#### What you are asked to do:
Please copy every line with the string "Anzahl" from the entries below.

#### Data records:
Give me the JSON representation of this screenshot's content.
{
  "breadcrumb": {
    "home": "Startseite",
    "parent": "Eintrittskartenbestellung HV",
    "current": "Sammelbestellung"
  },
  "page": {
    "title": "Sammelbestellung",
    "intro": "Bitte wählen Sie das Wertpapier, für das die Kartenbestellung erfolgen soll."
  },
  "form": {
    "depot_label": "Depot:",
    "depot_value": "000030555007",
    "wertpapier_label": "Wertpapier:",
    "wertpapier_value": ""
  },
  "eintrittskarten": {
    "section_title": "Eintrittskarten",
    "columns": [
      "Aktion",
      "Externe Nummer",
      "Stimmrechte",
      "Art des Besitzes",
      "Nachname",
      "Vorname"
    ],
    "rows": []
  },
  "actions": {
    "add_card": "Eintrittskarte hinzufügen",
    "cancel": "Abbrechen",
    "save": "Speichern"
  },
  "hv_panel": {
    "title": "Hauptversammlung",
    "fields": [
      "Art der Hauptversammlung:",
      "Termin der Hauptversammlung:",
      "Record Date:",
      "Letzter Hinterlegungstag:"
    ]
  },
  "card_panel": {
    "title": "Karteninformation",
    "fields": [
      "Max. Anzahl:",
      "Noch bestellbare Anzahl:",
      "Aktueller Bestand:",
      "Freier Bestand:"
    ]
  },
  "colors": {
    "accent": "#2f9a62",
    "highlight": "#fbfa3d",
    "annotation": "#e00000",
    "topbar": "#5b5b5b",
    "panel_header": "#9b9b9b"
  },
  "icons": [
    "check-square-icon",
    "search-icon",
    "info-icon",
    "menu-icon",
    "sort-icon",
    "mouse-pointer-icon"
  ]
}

#### Response area:
      "Max. Anzahl:",
      "Noch bestellbare Anzahl:",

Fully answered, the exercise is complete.